## Problem details:
Look through the lines below for the word "Resources", and copy every line that has it.
Data for analysis START
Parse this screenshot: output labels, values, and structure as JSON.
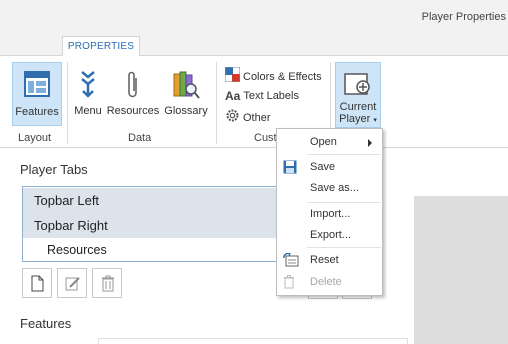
{
  "window": {
    "title": "Player Properties"
  },
  "ribbon_tabs": [
    {
      "label": "PROPERTIES"
    }
  ],
  "ribbon": {
    "layout": {
      "features_label": "Features",
      "group_label": "Layout"
    },
    "data": {
      "menu_label": "Menu",
      "resources_label": "Resources",
      "glossary_label": "Glossary",
      "group_label": "Data"
    },
    "customize": {
      "colors_effects_label": "Colors & Effects",
      "text_labels_label": "Text Labels",
      "text_labels_icon_text": "Aa",
      "other_label": "Other",
      "group_label_partial": "Cust"
    },
    "current_player": {
      "line1": "Current",
      "line2": "Player"
    }
  },
  "player_tabs": {
    "title": "Player Tabs",
    "items": [
      {
        "label": "Topbar Left"
      },
      {
        "label": "Topbar Right"
      },
      {
        "label": "Resources"
      }
    ]
  },
  "features_title": "Features",
  "context_menu": {
    "items": [
      {
        "label": "Open",
        "submenu": true,
        "enabled": true
      },
      {
        "label": "Save",
        "enabled": true
      },
      {
        "label": "Save as...",
        "enabled": true
      },
      {
        "label": "Import...",
        "enabled": true
      },
      {
        "label": "Export...",
        "enabled": true
      },
      {
        "label": "Reset",
        "enabled": true
      },
      {
        "label": "Delete",
        "enabled": false
      }
    ]
  },
  "colors": {
    "accent": "#2b6cb0",
    "active_button_bg": "#cde5f7",
    "selected_row_bg": "#dde3ea"
  }
}
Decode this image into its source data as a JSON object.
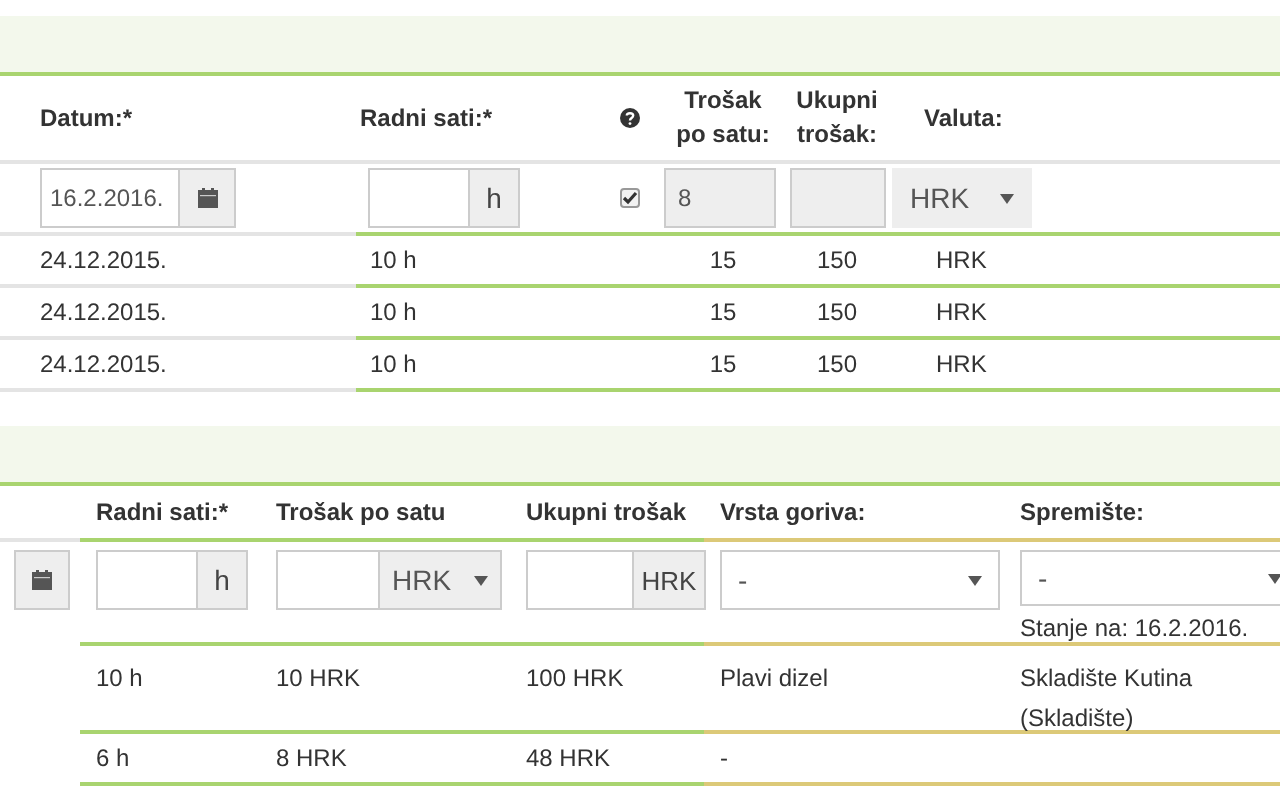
{
  "section1": {
    "headers": {
      "date": "Datum:*",
      "hours": "Radni sati:*",
      "rate": "Trošak po satu:",
      "total": "Ukupni trošak:",
      "currency": "Valuta:"
    },
    "entry": {
      "date": "16.2.2016.",
      "hours_unit": "h",
      "billable": true,
      "rate": "8",
      "currency": "HRK"
    },
    "rows": [
      {
        "date": "24.12.2015.",
        "hours": "10 h",
        "rate": "15",
        "total": "150",
        "currency": "HRK"
      },
      {
        "date": "24.12.2015.",
        "hours": "10 h",
        "rate": "15",
        "total": "150",
        "currency": "HRK"
      },
      {
        "date": "24.12.2015.",
        "hours": "10 h",
        "rate": "15",
        "total": "150",
        "currency": "HRK"
      }
    ]
  },
  "section2": {
    "headers": {
      "hours": "Radni sati:*",
      "rate": "Trošak po satu",
      "total": "Ukupni trošak",
      "fuel": "Vrsta goriva:",
      "storage": "Spremište:"
    },
    "entry": {
      "hours_unit": "h",
      "rate_currency": "HRK",
      "total_currency": "HRK",
      "fuel": "-",
      "storage": "-",
      "stock_note": "Stanje na: 16.2.2016."
    },
    "rows": [
      {
        "hours": "10 h",
        "rate": "10 HRK",
        "total": "100 HRK",
        "fuel": "Plavi dizel",
        "storage": "Skladište Kutina (Skladište)"
      },
      {
        "hours": "6 h",
        "rate": "8 HRK",
        "total": "48 HRK",
        "fuel": "-"
      }
    ]
  }
}
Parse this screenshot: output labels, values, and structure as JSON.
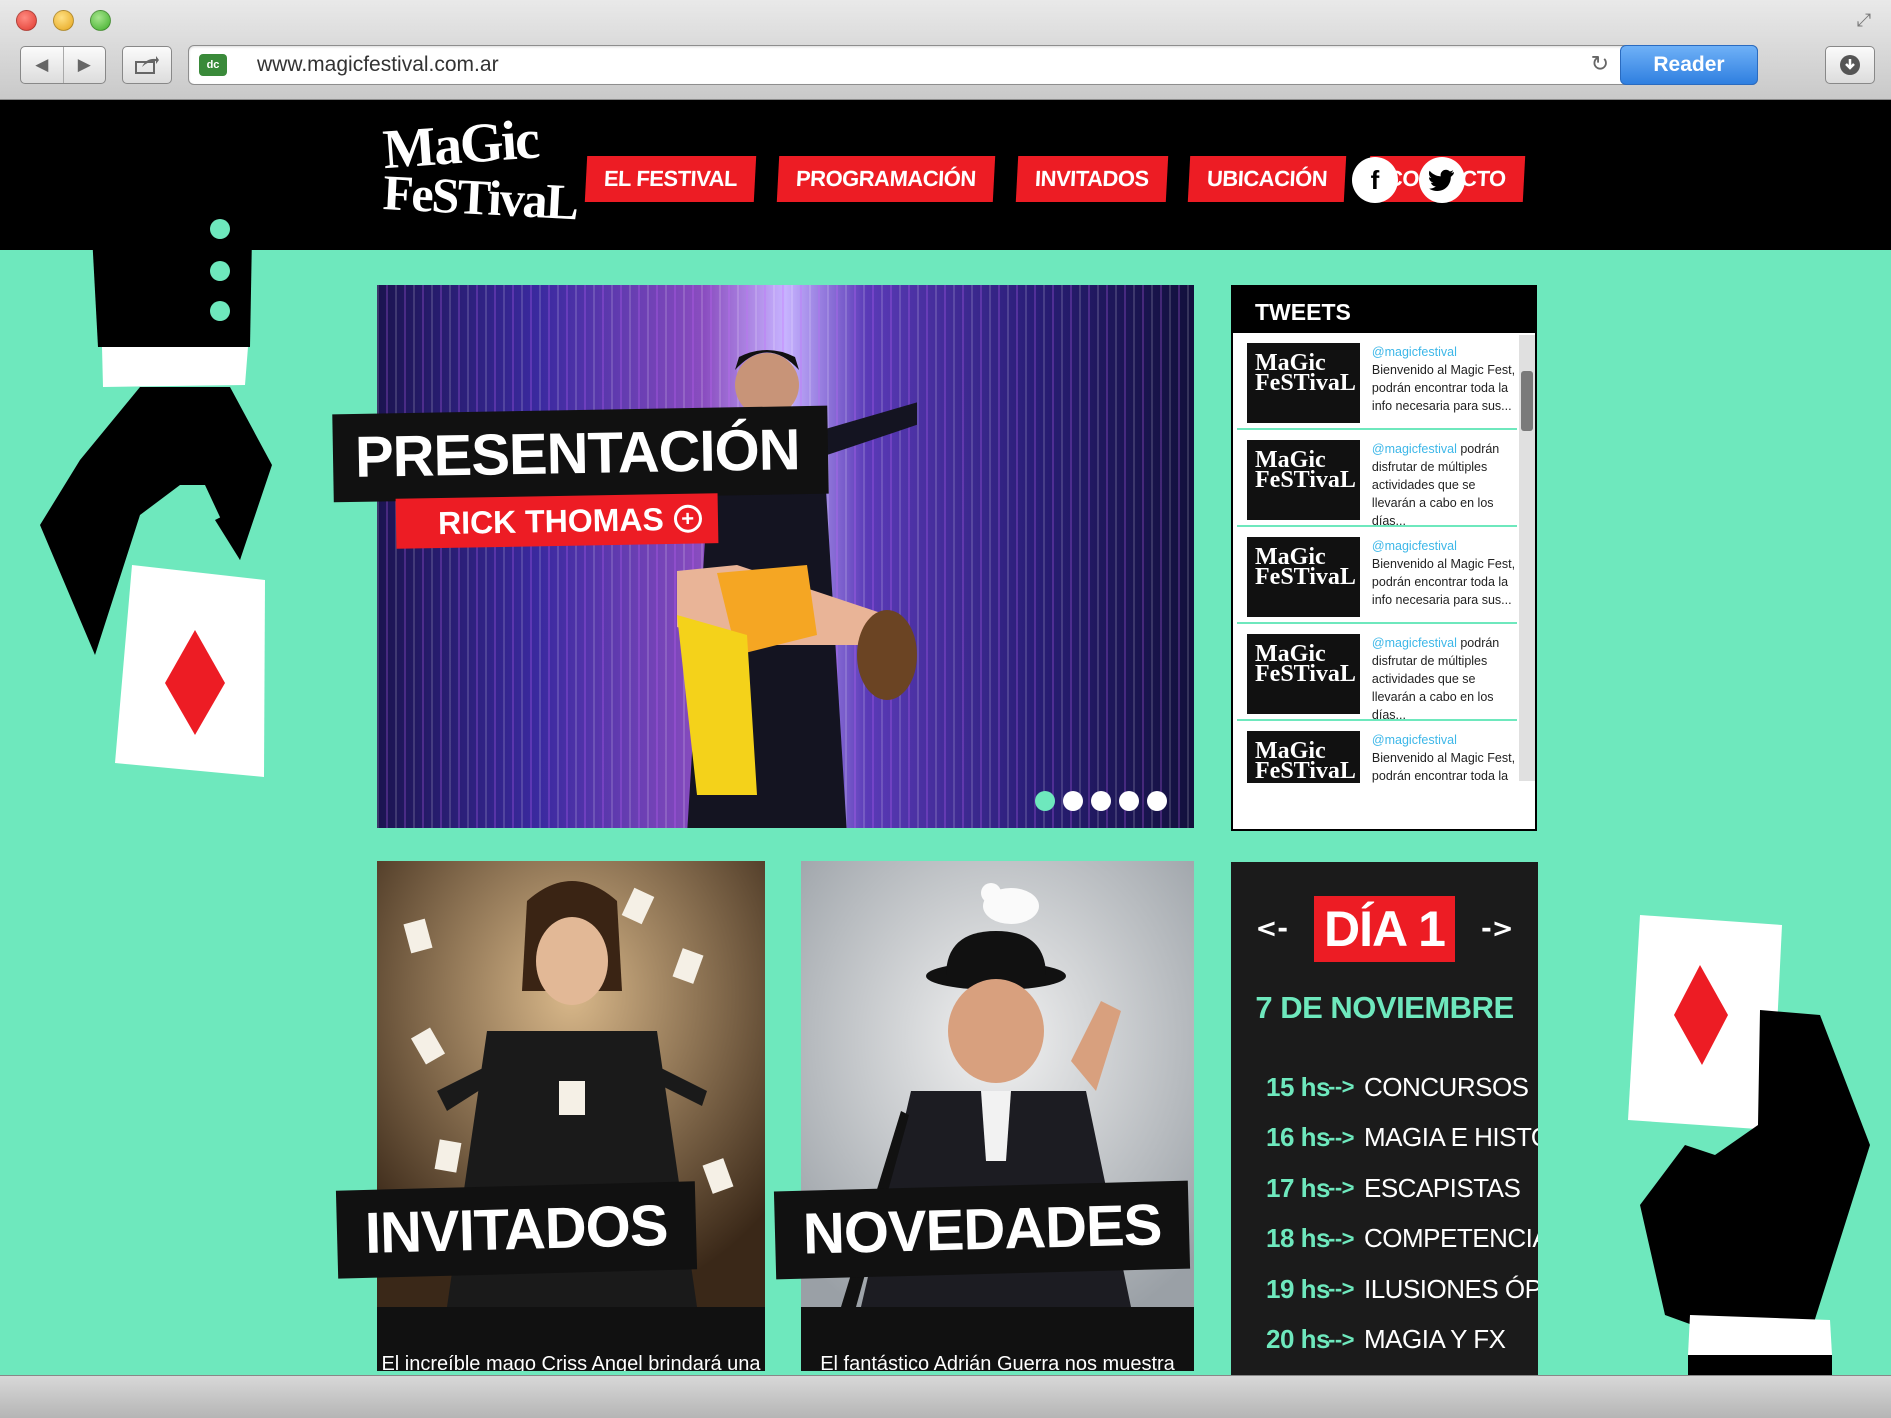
{
  "browser": {
    "url": "www.magicfestival.com.ar",
    "reader_label": "Reader",
    "back_glyph": "◀",
    "forward_glyph": "▶",
    "reload_glyph": "↻",
    "fullscreen_glyph": "⤢",
    "site_icon_text": "dc"
  },
  "header": {
    "logo_line1": "MaGic",
    "logo_line2": "FeSTivaL",
    "nav": [
      "EL FESTIVAL",
      "PROGRAMACIÓN",
      "INVITADOS",
      "UBICACIÓN",
      "CONTACTO"
    ],
    "social": {
      "facebook": "f",
      "twitter": "t"
    }
  },
  "hero": {
    "title": "PRESENTACIÓN",
    "subtitle": "RICK THOMAS",
    "plus": "+",
    "slide_count": 5,
    "active_slide": 1
  },
  "tweets": {
    "heading": "TWEETS",
    "avatar_line1": "MaGic",
    "avatar_line2": "FeSTivaL",
    "items": [
      {
        "handle": "@magicfestival",
        "text": " Bienvenido al Magic Fest, podrán encontrar toda la info necesaria para sus..."
      },
      {
        "handle": "@magicfestival",
        "text": " podrán disfrutar de múltiples actividades que se llevarán a cabo en los días..."
      },
      {
        "handle": "@magicfestival",
        "text": " Bienvenido al Magic Fest, podrán encontrar toda la info necesaria para sus..."
      },
      {
        "handle": "@magicfestival",
        "text": " podrán disfrutar de múltiples actividades que se llevarán a cabo en los días..."
      },
      {
        "handle": "@magicfestival",
        "text": " Bienvenido al Magic Fest, podrán encontrar toda la info"
      }
    ]
  },
  "cards": {
    "invitados": {
      "label": "INVITADOS",
      "text": "El increíble mago Criss Angel brindará una"
    },
    "novedades": {
      "label": "NOVEDADES",
      "text": "El fantástico Adrián Guerra nos muestra"
    }
  },
  "schedule": {
    "prev": "<-",
    "next": "->",
    "day": "DÍA 1",
    "date": "7 DE NOVIEMBRE",
    "arrow": "-->",
    "events": [
      {
        "time": "15 hs",
        "event": "CONCURSOS"
      },
      {
        "time": "16 hs",
        "event": "MAGIA E HISTORIA"
      },
      {
        "time": "17 hs",
        "event": "ESCAPISTAS"
      },
      {
        "time": "18 hs",
        "event": "COMPETENCIAS"
      },
      {
        "time": "19 hs",
        "event": "ILUSIONES ÓPTICAS"
      },
      {
        "time": "20 hs",
        "event": "MAGIA Y FX"
      }
    ]
  },
  "colors": {
    "background": "#6ee8bd",
    "accent_red": "#ed1c24",
    "black": "#000000",
    "twitter_handle": "#3db7e8"
  }
}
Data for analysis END
## Solution to this exercise:
      "resources_label": "Resources",
        "label": "Resources"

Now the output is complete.